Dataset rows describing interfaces
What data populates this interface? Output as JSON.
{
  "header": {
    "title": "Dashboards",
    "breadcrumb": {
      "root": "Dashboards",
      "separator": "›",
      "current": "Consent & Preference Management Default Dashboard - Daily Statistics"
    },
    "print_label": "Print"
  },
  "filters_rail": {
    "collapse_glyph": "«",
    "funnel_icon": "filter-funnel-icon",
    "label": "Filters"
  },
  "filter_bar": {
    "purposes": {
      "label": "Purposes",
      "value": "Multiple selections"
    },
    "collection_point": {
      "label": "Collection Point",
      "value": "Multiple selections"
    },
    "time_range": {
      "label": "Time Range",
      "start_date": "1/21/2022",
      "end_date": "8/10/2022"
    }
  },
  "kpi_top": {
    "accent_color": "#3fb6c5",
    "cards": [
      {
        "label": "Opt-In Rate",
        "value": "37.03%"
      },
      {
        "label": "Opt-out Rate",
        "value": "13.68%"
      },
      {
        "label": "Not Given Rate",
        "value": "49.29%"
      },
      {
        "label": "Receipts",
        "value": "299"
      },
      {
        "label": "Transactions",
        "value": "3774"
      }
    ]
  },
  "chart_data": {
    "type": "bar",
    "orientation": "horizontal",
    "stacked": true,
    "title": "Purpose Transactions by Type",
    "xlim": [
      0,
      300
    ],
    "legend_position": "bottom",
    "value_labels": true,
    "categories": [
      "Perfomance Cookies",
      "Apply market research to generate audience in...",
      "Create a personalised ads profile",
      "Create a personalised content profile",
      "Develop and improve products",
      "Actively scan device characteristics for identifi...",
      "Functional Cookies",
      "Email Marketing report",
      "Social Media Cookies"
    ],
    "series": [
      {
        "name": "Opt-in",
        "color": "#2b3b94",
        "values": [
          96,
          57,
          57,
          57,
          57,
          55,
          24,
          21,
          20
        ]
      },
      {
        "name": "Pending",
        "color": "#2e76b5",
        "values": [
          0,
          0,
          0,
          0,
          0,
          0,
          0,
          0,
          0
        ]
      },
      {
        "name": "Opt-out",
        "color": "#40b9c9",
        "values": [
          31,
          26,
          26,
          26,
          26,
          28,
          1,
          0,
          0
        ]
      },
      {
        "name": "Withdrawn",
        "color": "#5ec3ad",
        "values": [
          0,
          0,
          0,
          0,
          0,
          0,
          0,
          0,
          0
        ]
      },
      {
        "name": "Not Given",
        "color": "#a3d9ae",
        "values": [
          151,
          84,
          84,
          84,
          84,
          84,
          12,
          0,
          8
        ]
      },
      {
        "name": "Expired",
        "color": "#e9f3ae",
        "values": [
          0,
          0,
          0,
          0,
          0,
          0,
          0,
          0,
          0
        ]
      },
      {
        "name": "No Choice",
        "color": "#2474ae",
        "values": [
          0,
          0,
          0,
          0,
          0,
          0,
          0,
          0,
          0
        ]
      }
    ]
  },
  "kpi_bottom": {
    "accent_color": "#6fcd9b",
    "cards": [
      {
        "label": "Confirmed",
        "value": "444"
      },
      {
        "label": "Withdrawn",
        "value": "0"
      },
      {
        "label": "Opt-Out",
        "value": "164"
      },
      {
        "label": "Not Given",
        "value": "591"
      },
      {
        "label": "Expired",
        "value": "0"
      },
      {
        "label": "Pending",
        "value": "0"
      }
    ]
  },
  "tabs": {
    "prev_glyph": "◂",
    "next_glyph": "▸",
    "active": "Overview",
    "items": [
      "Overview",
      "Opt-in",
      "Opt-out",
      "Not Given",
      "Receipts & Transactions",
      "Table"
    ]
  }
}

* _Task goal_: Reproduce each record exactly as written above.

* _Response to the exercise_:
What data populates this interface? Output as JSON.
{
  "header": {
    "title": "Dashboards",
    "breadcrumb": {
      "root": "Dashboards",
      "separator": "›",
      "current": "Consent & Preference Management Default Dashboard - Daily Statistics"
    },
    "print_label": "Print"
  },
  "filters_rail": {
    "collapse_glyph": "«",
    "funnel_icon": "filter-funnel-icon",
    "label": "Filters"
  },
  "filter_bar": {
    "purposes": {
      "label": "Purposes",
      "value": "Multiple selections"
    },
    "collection_point": {
      "label": "Collection Point",
      "value": "Multiple selections"
    },
    "time_range": {
      "label": "Time Range",
      "start_date": "1/21/2022",
      "end_date": "8/10/2022"
    }
  },
  "kpi_top": {
    "accent_color": "#3fb6c5",
    "cards": [
      {
        "label": "Opt-In Rate",
        "value": "37.03%"
      },
      {
        "label": "Opt-out Rate",
        "value": "13.68%"
      },
      {
        "label": "Not Given Rate",
        "value": "49.29%"
      },
      {
        "label": "Receipts",
        "value": "299"
      },
      {
        "label": "Transactions",
        "value": "3774"
      }
    ]
  },
  "chart_data": {
    "type": "bar",
    "orientation": "horizontal",
    "stacked": true,
    "title": "Purpose Transactions by Type",
    "xlim": [
      0,
      300
    ],
    "legend_position": "bottom",
    "value_labels": true,
    "categories": [
      "Perfomance Cookies",
      "Apply market research to generate audience in...",
      "Create a personalised ads profile",
      "Create a personalised content profile",
      "Develop and improve products",
      "Actively scan device characteristics for identifi...",
      "Functional Cookies",
      "Email Marketing report",
      "Social Media Cookies"
    ],
    "series": [
      {
        "name": "Opt-in",
        "color": "#2b3b94",
        "values": [
          96,
          57,
          57,
          57,
          57,
          55,
          24,
          21,
          20
        ]
      },
      {
        "name": "Pending",
        "color": "#2e76b5",
        "values": [
          0,
          0,
          0,
          0,
          0,
          0,
          0,
          0,
          0
        ]
      },
      {
        "name": "Opt-out",
        "color": "#40b9c9",
        "values": [
          31,
          26,
          26,
          26,
          26,
          28,
          1,
          0,
          0
        ]
      },
      {
        "name": "Withdrawn",
        "color": "#5ec3ad",
        "values": [
          0,
          0,
          0,
          0,
          0,
          0,
          0,
          0,
          0
        ]
      },
      {
        "name": "Not Given",
        "color": "#a3d9ae",
        "values": [
          151,
          84,
          84,
          84,
          84,
          84,
          12,
          0,
          8
        ]
      },
      {
        "name": "Expired",
        "color": "#e9f3ae",
        "values": [
          0,
          0,
          0,
          0,
          0,
          0,
          0,
          0,
          0
        ]
      },
      {
        "name": "No Choice",
        "color": "#2474ae",
        "values": [
          0,
          0,
          0,
          0,
          0,
          0,
          0,
          0,
          0
        ]
      }
    ]
  },
  "kpi_bottom": {
    "accent_color": "#6fcd9b",
    "cards": [
      {
        "label": "Confirmed",
        "value": "444"
      },
      {
        "label": "Withdrawn",
        "value": "0"
      },
      {
        "label": "Opt-Out",
        "value": "164"
      },
      {
        "label": "Not Given",
        "value": "591"
      },
      {
        "label": "Expired",
        "value": "0"
      },
      {
        "label": "Pending",
        "value": "0"
      }
    ]
  },
  "tabs": {
    "prev_glyph": "◂",
    "next_glyph": "▸",
    "active": "Overview",
    "items": [
      "Overview",
      "Opt-in",
      "Opt-out",
      "Not Given",
      "Receipts & Transactions",
      "Table"
    ]
  }
}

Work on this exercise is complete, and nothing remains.